## [App and web page records]
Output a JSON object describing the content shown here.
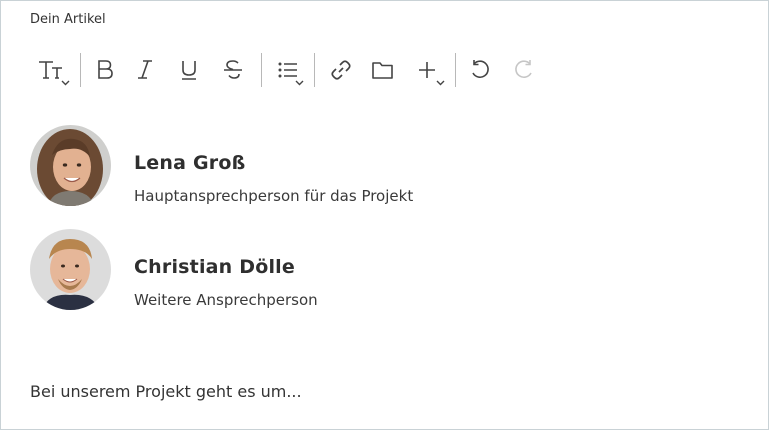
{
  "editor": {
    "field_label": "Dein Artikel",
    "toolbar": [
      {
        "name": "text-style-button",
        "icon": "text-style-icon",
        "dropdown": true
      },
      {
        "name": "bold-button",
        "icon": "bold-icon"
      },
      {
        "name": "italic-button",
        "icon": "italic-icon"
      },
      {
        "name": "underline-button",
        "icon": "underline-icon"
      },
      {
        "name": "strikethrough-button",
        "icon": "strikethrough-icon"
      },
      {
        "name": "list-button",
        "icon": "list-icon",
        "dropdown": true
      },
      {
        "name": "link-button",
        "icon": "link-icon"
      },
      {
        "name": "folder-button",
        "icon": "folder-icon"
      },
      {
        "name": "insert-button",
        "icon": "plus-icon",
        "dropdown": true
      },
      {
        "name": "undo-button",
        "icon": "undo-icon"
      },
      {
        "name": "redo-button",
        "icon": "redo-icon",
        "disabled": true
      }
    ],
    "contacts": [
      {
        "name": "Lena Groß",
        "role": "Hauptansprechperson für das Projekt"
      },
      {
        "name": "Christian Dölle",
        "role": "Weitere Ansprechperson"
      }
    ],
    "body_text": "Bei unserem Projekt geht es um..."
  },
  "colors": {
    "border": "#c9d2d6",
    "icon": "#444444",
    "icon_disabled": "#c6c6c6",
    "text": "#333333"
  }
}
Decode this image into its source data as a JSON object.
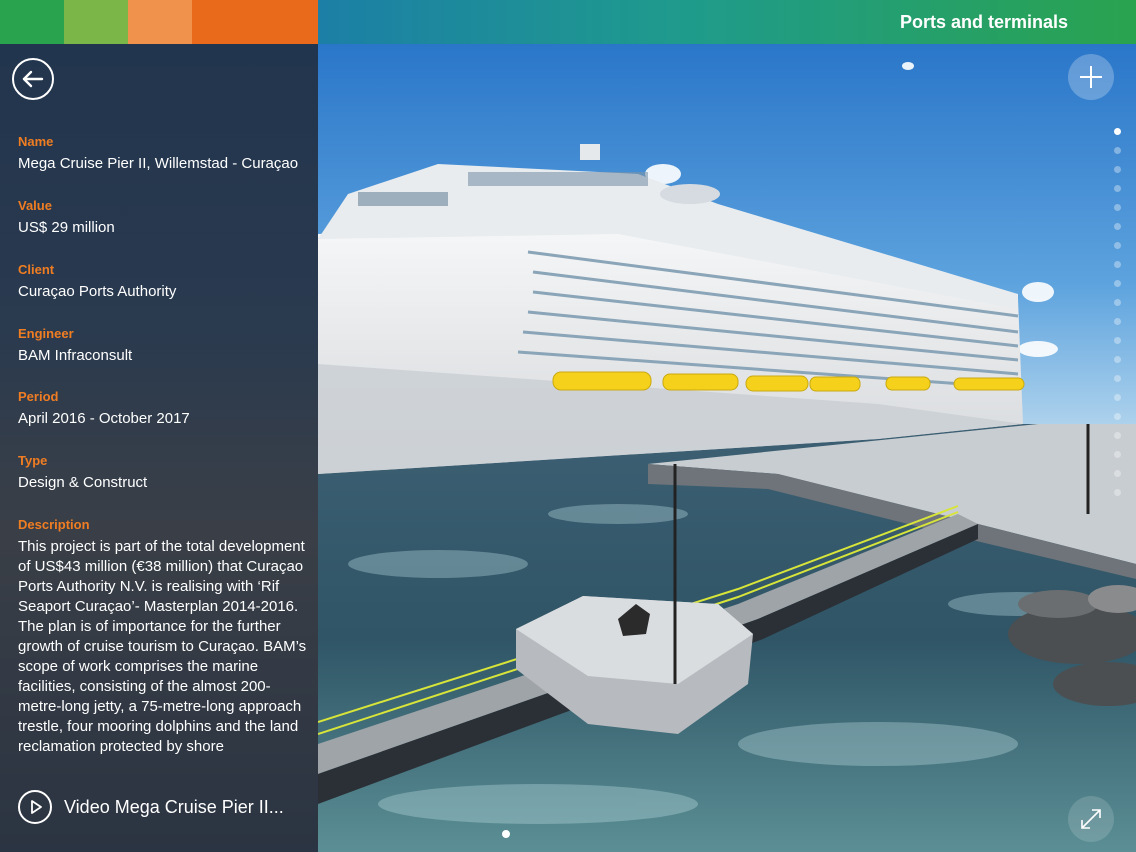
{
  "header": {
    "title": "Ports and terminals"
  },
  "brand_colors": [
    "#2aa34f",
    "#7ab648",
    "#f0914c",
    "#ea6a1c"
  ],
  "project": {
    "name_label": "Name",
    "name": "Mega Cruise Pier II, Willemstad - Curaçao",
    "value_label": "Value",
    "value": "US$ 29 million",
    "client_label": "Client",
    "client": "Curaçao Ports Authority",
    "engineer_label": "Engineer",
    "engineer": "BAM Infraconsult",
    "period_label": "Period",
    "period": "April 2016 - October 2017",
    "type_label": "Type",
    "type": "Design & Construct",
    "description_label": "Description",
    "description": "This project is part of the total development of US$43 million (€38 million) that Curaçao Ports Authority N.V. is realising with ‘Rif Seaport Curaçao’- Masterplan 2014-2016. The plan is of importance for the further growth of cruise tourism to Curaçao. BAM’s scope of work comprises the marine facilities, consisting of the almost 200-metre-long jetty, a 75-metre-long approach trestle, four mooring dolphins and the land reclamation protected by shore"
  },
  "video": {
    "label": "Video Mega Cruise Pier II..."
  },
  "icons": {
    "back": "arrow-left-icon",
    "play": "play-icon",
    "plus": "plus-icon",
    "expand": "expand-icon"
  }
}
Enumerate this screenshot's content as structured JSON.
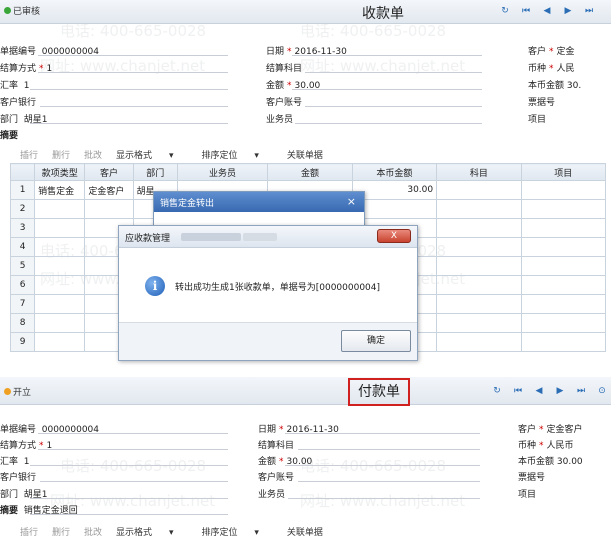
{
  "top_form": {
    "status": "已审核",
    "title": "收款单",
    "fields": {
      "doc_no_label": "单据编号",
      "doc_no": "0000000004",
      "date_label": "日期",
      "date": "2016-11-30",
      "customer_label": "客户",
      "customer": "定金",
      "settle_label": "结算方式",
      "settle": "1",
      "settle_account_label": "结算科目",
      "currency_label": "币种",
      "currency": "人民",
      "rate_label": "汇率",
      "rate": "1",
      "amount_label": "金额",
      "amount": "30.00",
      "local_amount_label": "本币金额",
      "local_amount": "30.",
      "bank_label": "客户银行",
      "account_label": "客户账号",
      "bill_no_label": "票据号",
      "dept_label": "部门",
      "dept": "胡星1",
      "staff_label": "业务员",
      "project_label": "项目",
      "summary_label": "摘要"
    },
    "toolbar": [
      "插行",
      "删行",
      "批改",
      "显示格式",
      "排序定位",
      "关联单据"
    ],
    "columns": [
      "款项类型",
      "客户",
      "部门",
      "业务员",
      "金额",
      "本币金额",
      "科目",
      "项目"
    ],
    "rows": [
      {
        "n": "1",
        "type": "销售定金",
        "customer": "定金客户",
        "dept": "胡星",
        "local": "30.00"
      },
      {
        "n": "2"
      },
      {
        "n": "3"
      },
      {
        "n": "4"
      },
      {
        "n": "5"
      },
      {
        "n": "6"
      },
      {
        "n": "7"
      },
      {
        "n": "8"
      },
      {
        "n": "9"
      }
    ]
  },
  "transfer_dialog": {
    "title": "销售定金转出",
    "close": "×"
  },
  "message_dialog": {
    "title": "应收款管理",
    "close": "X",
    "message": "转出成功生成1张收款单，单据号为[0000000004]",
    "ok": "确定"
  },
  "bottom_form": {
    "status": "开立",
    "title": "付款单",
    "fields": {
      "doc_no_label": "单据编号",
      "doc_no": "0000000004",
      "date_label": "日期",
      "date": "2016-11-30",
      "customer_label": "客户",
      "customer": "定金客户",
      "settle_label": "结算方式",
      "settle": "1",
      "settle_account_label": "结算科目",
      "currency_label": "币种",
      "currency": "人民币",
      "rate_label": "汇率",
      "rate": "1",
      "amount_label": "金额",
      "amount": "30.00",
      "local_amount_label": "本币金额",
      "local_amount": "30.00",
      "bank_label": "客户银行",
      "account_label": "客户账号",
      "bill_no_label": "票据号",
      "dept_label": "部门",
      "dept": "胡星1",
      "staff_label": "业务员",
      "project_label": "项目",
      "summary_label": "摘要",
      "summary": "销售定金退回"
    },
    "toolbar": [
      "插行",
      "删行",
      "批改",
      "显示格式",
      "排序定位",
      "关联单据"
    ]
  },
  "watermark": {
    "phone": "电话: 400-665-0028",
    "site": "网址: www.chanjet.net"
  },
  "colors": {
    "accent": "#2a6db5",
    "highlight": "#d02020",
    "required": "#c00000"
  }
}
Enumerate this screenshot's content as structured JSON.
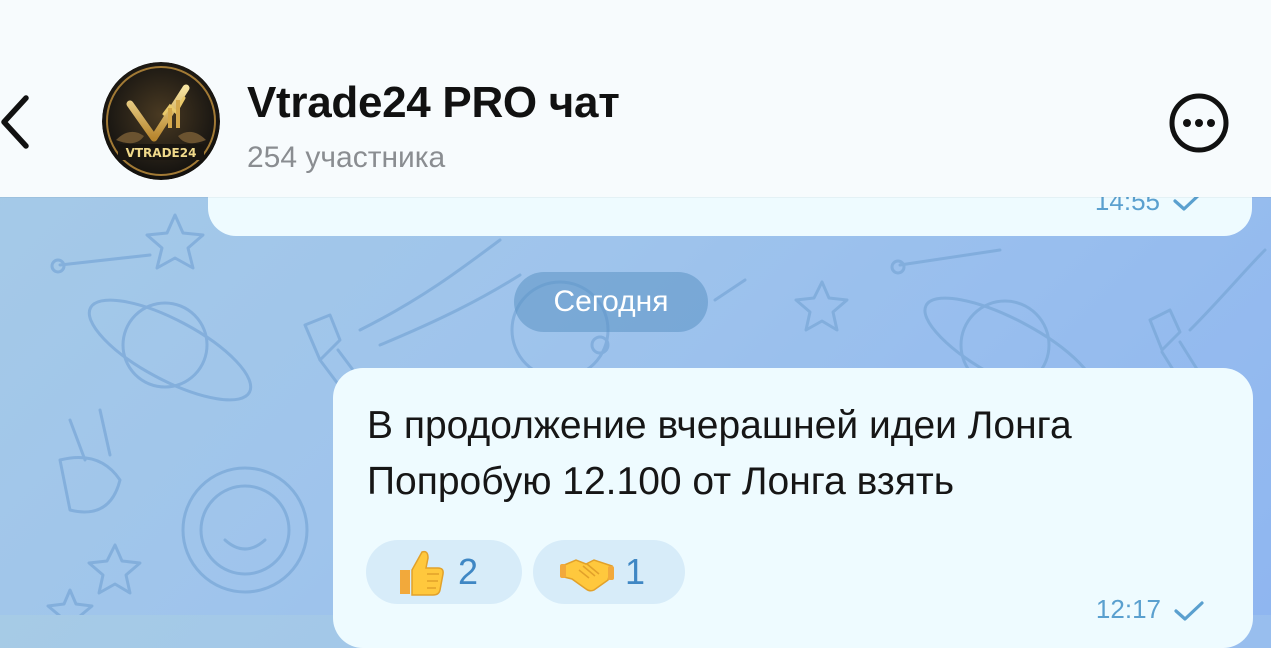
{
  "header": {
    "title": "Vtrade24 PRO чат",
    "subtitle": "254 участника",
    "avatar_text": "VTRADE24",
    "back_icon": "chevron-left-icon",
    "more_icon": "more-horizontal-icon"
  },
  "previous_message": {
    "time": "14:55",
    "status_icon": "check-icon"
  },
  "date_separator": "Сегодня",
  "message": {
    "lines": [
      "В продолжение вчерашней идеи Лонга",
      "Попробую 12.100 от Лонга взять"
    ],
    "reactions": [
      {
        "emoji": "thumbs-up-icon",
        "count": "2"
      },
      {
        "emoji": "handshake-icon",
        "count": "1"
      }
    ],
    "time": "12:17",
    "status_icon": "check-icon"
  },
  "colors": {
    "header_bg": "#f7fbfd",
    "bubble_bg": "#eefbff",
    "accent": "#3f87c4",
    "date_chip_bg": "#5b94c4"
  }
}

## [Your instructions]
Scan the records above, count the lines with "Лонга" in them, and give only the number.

## [Response to this exercise]
2